Steve Fothergill told the Commission that Renfrewshire is the 9th hardest hit of all 32 Scottish council areas by welfare reform. He said Renfrewshire is being hit harder than the Scottish average and will lose £58m a year as a result of benefit cuts – that’s the equivalent of taking £510 out of the pockets of every working-age adult in the area.

Councillor Mike Holmes, Chair of the Commission, said: “A lot of positive work has been done already to help Renfrewshire’s households work their way out of poverty – but we know we need to build on this. The Invest in Renfrewshire programme to create jobs has been a key part of youth unemployment in Renfrewshire falling to its lowest level in 20 years.

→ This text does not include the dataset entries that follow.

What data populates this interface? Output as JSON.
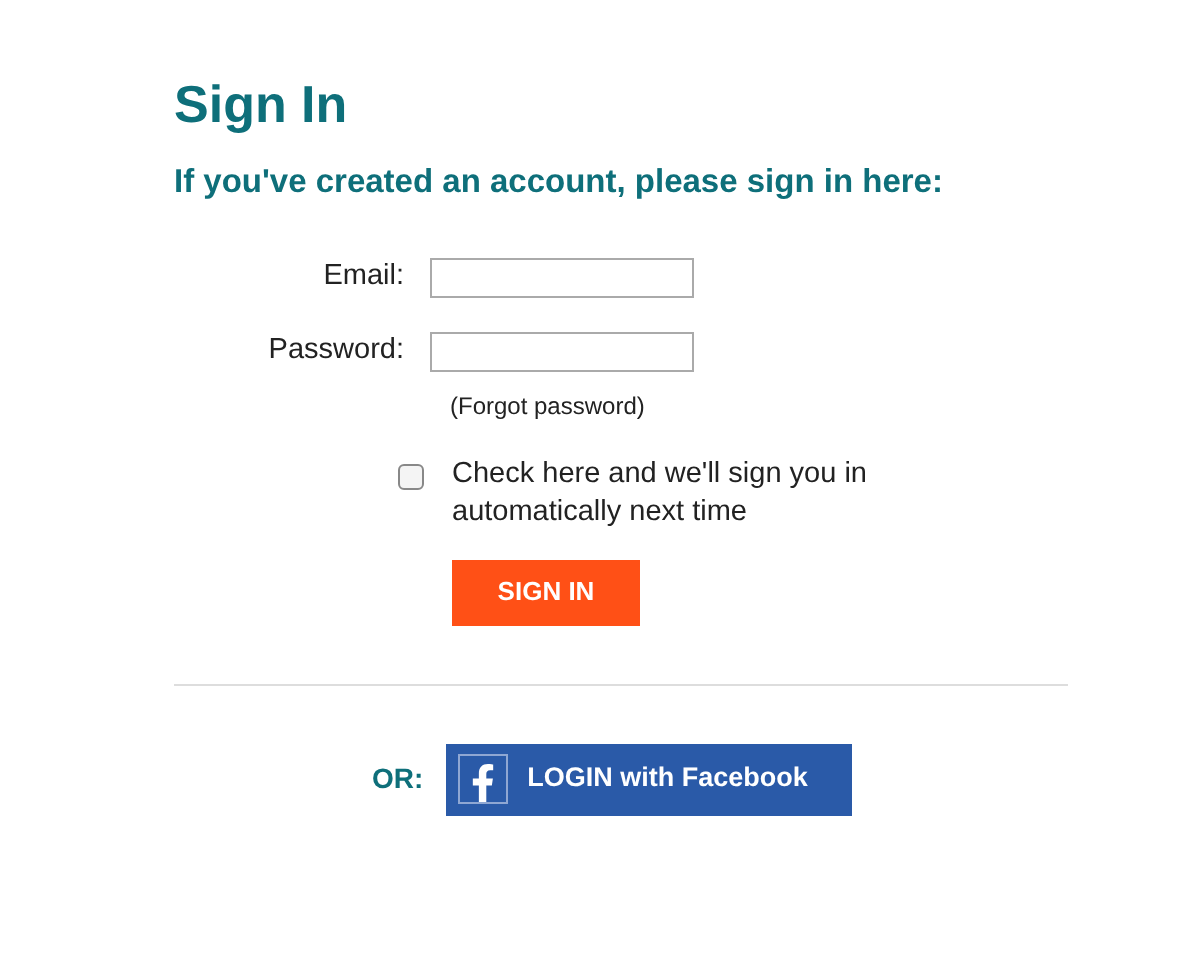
{
  "title": "Sign In",
  "subtitle": "If you've created an account, please sign in here:",
  "fields": [
    {
      "label": "Email:"
    },
    {
      "label": "Password:"
    }
  ],
  "forgot_link": "(Forgot password)",
  "remember": {
    "label": "Check here and we'll sign you in automatically next time",
    "checked": false
  },
  "sign_in_button": "SIGN IN",
  "or_label": "OR:",
  "facebook_button": "LOGIN with Facebook"
}
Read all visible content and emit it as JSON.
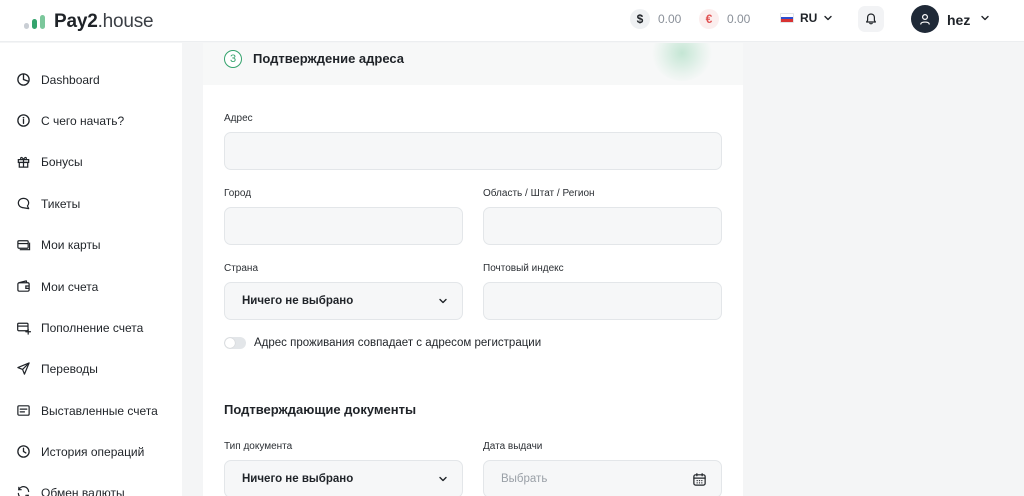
{
  "brand": {
    "name_bold": "Pay2",
    "name_light": ".house",
    "mark_colors": [
      "#c9ced4",
      "#34a36d",
      "#7bc79b"
    ]
  },
  "header": {
    "usd": {
      "symbol": "$",
      "amount": "0.00"
    },
    "eur": {
      "symbol": "€",
      "amount": "0.00"
    },
    "language": "RU",
    "username": "hez"
  },
  "sidebar": {
    "items": [
      {
        "label": "Dashboard",
        "icon": "pie-chart-icon"
      },
      {
        "label": "С чего начать?",
        "icon": "info-icon"
      },
      {
        "label": "Бонусы",
        "icon": "gift-icon"
      },
      {
        "label": "Тикеты",
        "icon": "chat-icon"
      },
      {
        "label": "Мои карты",
        "icon": "cards-icon"
      },
      {
        "label": "Мои счета",
        "icon": "wallet-icon"
      },
      {
        "label": "Пополнение счета",
        "icon": "card-plus-icon"
      },
      {
        "label": "Переводы",
        "icon": "send-icon"
      },
      {
        "label": "Выставленные счета",
        "icon": "invoice-icon"
      },
      {
        "label": "История операций",
        "icon": "clock-icon"
      },
      {
        "label": "Обмен валюты",
        "icon": "exchange-icon"
      }
    ]
  },
  "step": {
    "number": "3",
    "title": "Подтверждение адреса"
  },
  "form": {
    "address_label": "Адрес",
    "address_value": "",
    "city_label": "Город",
    "city_value": "",
    "region_label": "Область / Штат / Регион",
    "region_value": "",
    "country_label": "Страна",
    "country_value": "Ничего не выбрано",
    "zip_label": "Почтовый индекс",
    "zip_value": "",
    "same_address_label": "Адрес проживания совпадает с адресом регистрации",
    "same_address_checked": false
  },
  "documents": {
    "title": "Подтверждающие документы",
    "doc_type_label": "Тип документа",
    "doc_type_value": "Ничего не выбрано",
    "issue_date_label": "Дата выдачи",
    "issue_date_placeholder": "Выбрать"
  },
  "colors": {
    "accent": "#34a36d",
    "page_bg": "#f4f5f6",
    "field_bg": "#f6f7f8",
    "usd_icon": "#1f2328",
    "eur_icon": "#e05252"
  }
}
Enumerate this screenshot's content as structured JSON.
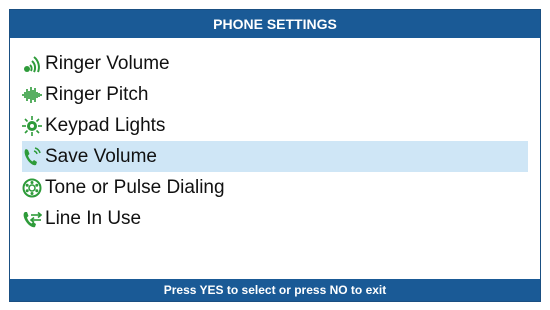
{
  "header": {
    "title": "PHONE SETTINGS"
  },
  "menu": {
    "items": [
      {
        "label": "Ringer Volume",
        "icon": "ringer-volume-icon",
        "selected": false
      },
      {
        "label": "Ringer Pitch",
        "icon": "ringer-pitch-icon",
        "selected": false
      },
      {
        "label": "Keypad Lights",
        "icon": "keypad-lights-icon",
        "selected": false
      },
      {
        "label": "Save Volume",
        "icon": "save-volume-icon",
        "selected": true
      },
      {
        "label": "Tone or Pulse Dialing",
        "icon": "tone-pulse-dialing-icon",
        "selected": false
      },
      {
        "label": "Line In Use",
        "icon": "line-in-use-icon",
        "selected": false
      }
    ]
  },
  "footer": {
    "hint": "Press YES to select or press NO to exit"
  },
  "colors": {
    "bar": "#1a5a96",
    "selection": "#cfe6f6",
    "icon_green": "#2e9b3a"
  }
}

“We also continue to make the case for the Renfrewshire Living Wage of £7.65 to be paid in a bid to drive down in-work poverty and as part of this Renfrewshire Council was able to ensure that 300 external care workers receive the Living Wage.

“But the stark findings we were given about the impact of benefit cuts in Renfrewshire tell us that as we step up our efforts to cut the levels of deprivation that people face – significant amounts of money will continue to be taken away from families as a direct result of UK Government welfare policies. I look forward to all of these valuable findings being taken forward to shape the Commission’s recommendations.”

Hanna McCulloch, Commission Member and Policy Officer from Child Poverty Action Group, added: “We’re unfortunately hearing of more and more cases where benefit sanctions are leaving families without enough money to buy food or pay for electricity and they are often going to local food banks as a result.

“This is a significant area of concern because of the knock-on impact to children whose parents have been sanctioned.”

The final theme to be covered by the Commission as part of its evidence gathering will be ‘minimising household expenditure’. This meeting will take place on Friday 21 November at Engage Renfrewshire, Falcon Crescent, Paisley.

The Commission will then move on to considering the recommendations it will make to the Council and its partners.[/vc_column_text][/vc_column][/vc_row]